The level of moisture needs to be so that the paper is cool to the touch and just slightly limp when you pick up a corner. The moisture is barely perceptible.

Keep asking questions and try a few things on your own, and you’ll come up with a plan that works for you.

John Henry

When I’ve run out of time to dampen paper overnight, I’ve set up a humidifier, the kind you get at the drugstore, beside my platen press and pass a sheet of paper through the mist before placing it on the platen to print. It works best to mist both sides of the paper before printing. It is possible to run the press slowly enough to accomplish the dampening in between impressions — and I use a foot treadle.

But I like Rick’s and John Henry’s idea better!

—David Smith.

Thanks all there is a wealth of info for all here!

Dampening papers was , and was is the word i will use to explain something . 100 years ago it took weeks for paper to get from mill to press , in those days you did not have tar lined wrapping for reams ,or llike today wax lined wrapping so by the time you received it the stock would be unforgivingly brittle ,and therefore needed wetting back .
today you get the stock usually within days of leaving the converters and from mill to your press it may only have been exposed to the atmosphere for an hour or so , why you would want to wet a modern stock i dont know ,as you wont get more moisture into it than is already there but to attain good results you would cap and wrap stacks from your guillotine trying to protect them from the atmosphere until ready to print . If you buy stock that has sat on a shelf and open to the air you are not buying printable stock .that is my take on this and all my life in print this has been the way we did it .
Mr henry , i thought a quire is 124 sheets that meaning 1/4 ream !

I use the Lewis Allen method mentioned by John Henry.
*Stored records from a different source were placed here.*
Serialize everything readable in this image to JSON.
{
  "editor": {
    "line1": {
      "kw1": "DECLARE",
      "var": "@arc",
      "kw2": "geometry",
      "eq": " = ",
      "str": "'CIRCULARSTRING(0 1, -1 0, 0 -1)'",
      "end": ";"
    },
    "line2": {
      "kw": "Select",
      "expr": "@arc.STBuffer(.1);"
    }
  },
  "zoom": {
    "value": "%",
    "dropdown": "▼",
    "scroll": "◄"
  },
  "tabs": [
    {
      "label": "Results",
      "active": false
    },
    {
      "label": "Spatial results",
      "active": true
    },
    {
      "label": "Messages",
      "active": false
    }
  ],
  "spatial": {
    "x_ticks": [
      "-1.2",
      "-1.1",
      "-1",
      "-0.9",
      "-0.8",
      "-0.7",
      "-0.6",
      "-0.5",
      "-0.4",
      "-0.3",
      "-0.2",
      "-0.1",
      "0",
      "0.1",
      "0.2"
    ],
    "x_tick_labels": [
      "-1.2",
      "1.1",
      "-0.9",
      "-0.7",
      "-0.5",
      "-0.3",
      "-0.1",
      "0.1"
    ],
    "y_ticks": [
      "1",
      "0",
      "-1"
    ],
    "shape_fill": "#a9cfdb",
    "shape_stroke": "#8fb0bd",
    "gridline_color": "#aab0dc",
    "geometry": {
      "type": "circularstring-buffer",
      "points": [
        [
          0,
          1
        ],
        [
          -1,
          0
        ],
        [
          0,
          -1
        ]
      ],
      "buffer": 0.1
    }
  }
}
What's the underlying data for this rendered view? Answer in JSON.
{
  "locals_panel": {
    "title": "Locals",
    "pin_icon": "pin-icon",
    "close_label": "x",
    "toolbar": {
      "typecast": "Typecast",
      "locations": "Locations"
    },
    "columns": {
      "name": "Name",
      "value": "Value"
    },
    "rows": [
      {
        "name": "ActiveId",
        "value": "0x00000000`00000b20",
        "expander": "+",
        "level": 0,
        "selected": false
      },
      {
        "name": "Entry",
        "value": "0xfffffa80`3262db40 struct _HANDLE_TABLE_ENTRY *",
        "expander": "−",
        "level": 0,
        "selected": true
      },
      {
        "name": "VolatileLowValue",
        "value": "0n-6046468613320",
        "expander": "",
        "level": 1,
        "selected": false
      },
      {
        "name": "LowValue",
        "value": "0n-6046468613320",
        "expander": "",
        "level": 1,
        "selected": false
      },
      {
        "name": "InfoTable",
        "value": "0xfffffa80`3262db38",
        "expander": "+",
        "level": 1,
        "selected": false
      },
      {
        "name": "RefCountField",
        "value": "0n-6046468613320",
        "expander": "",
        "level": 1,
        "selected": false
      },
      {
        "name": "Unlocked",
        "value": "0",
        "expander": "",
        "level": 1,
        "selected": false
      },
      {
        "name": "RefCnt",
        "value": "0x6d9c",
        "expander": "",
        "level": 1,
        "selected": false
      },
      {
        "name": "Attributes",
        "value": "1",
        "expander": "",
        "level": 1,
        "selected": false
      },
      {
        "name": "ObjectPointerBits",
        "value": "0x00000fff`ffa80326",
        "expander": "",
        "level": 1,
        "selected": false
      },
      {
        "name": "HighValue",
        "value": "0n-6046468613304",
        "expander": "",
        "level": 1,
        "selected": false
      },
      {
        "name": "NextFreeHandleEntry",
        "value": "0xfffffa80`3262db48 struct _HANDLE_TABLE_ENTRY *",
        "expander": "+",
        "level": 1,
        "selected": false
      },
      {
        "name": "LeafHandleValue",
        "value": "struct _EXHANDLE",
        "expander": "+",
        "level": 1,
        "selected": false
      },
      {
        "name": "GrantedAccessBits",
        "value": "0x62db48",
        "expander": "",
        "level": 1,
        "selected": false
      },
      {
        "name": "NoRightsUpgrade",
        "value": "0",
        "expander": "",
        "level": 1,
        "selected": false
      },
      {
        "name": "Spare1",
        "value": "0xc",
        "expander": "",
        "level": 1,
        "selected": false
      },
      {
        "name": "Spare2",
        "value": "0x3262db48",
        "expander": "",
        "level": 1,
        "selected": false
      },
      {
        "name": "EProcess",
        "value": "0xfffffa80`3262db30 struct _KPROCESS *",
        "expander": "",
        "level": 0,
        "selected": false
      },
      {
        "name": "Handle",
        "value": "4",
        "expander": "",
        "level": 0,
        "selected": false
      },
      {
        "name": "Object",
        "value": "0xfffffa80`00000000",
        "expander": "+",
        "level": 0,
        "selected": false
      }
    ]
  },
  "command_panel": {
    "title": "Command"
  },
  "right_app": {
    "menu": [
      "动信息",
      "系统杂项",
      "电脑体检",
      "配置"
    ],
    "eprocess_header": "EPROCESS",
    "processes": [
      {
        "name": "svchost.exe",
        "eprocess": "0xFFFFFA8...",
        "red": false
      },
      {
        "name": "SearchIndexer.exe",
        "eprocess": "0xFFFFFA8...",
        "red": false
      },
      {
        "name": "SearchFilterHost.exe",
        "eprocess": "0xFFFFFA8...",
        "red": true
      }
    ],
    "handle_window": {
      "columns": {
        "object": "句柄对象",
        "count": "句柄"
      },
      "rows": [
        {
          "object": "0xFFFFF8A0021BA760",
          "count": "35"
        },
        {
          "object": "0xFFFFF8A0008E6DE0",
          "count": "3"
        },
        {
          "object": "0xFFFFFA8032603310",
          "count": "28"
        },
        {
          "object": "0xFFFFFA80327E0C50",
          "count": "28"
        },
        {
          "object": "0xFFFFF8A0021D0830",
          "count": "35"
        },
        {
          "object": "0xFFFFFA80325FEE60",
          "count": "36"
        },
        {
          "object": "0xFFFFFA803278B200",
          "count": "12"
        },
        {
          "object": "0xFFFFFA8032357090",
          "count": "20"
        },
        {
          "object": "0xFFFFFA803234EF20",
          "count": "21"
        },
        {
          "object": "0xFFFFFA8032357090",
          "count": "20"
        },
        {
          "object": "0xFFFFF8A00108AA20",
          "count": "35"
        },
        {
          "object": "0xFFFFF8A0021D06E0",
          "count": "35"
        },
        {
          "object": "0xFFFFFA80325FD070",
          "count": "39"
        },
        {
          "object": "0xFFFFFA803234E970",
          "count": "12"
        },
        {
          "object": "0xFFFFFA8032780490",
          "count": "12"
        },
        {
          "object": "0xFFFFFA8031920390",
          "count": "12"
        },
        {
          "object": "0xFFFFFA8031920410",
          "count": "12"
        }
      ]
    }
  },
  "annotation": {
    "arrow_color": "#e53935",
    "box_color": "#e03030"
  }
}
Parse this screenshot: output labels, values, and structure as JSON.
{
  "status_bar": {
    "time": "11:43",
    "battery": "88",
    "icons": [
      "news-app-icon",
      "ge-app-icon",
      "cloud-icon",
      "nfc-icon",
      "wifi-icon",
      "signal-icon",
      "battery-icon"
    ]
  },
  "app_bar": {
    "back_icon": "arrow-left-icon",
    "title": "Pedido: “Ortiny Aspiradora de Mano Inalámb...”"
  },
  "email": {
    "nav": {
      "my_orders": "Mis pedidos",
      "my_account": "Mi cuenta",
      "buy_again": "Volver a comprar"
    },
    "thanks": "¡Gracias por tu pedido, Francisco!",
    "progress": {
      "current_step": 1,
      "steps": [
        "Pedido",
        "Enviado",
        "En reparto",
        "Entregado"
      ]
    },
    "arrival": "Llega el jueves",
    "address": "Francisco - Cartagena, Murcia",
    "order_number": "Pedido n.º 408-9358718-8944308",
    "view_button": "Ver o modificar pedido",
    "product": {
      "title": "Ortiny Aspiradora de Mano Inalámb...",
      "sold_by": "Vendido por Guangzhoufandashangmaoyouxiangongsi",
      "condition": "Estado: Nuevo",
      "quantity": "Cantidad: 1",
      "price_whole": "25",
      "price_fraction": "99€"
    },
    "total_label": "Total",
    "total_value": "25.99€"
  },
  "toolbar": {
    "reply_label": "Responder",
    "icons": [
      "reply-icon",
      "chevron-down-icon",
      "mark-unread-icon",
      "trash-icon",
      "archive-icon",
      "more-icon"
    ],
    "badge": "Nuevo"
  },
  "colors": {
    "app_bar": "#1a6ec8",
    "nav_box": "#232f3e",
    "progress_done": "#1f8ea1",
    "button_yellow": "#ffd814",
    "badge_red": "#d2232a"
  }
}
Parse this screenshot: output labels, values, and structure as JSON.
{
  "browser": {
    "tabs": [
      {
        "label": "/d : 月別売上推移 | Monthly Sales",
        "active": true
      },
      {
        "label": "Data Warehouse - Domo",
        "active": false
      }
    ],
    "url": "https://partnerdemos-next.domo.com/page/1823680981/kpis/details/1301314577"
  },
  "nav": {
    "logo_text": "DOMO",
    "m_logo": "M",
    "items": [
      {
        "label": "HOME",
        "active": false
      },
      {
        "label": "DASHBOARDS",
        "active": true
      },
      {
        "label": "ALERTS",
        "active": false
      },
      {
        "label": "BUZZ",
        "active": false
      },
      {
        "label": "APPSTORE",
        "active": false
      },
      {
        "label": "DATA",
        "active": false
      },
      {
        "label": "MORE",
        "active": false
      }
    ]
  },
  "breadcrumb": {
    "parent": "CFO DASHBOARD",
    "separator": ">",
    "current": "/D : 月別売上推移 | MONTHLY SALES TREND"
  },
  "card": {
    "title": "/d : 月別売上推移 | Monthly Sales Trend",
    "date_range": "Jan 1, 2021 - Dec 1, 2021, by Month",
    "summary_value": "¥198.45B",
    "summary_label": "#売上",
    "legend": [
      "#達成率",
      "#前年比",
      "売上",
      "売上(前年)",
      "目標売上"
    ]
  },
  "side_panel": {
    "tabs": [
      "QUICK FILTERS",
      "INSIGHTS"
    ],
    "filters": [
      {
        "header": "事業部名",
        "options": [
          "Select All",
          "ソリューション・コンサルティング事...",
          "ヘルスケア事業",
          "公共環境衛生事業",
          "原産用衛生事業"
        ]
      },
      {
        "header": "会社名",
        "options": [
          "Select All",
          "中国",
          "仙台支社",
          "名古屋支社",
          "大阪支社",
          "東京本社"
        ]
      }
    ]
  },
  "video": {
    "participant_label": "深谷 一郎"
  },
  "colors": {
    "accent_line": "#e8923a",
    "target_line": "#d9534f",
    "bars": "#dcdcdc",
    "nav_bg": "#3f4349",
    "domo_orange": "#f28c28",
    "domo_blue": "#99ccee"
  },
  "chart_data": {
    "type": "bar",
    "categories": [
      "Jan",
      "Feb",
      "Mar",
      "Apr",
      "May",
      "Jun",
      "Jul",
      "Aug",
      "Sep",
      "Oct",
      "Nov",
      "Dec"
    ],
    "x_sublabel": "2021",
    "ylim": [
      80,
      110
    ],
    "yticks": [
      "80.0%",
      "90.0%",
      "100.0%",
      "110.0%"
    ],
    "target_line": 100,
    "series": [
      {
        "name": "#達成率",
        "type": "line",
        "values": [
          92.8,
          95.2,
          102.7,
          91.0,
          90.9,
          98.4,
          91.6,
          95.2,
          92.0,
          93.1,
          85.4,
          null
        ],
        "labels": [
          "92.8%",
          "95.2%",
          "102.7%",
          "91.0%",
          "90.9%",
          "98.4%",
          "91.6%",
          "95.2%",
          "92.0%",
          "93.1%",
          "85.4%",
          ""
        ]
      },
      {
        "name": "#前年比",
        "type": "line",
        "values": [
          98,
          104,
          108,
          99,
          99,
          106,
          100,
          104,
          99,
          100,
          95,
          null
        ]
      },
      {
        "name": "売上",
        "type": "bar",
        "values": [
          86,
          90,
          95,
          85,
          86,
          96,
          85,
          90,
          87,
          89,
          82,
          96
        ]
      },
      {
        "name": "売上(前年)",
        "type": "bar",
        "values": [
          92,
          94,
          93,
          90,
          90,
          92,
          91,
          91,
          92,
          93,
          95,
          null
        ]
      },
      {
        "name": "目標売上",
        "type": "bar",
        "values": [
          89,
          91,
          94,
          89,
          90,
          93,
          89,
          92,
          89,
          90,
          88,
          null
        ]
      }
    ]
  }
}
Some day, in the studio of my dreams, I hope to have a set of the beautiful humidors depicted in Printing with the Handpress. For now, since I’ve worked with only small sheets so far, I’ve made do with picnic coolers.


Have rummaged through endless stinking books and a quire is 24 sheets , so what was 1/4 ream called then chaps ??? And ladies !

Thanks everyone for the comments and techniques. I’ll definitely have to try that soon.

I am somewhat baffled by some of the comments above.

I don’t understand the need for “fresh” paper at all. The moisture content is very fugative. Under normal circumstances, paper is usually left to sit, unwrapped, for at least a day or so in the environment in which it will be printed so that it can acclimate. Printing plants can be dry or damp/humid depending on the time of year and the paper needs to be left to adjust to these conditions before printing. Modern commercial plants are climate controlled to try to prevent a lot of variation.

I think this discussion is about uncoated commercial stocks and there is a GREAT advantage to having the time and ability to dampen them if you can. The moisture will soften and expand or ‘plump up’ the stock, providing a much better surface to imprint, especially if you have a stock with any kind of surface texture at all to it. It becomes far more plyable and the softness will allow your type of contact the entire surface better (and not be influenced by the pattern of the surface texture).

The reason that papers were originally dampened is because of the inconsistancies found in handmade paper (thicker and thinner in places with perhaps some bits and blobs here and there as well) that needed to be softened-up for a more consistant impression.

I am by no means a scholar on uncoated papers, but my observations are mainly from personal use and occasionally tinkering with uncoated commercial stocks for over three decades.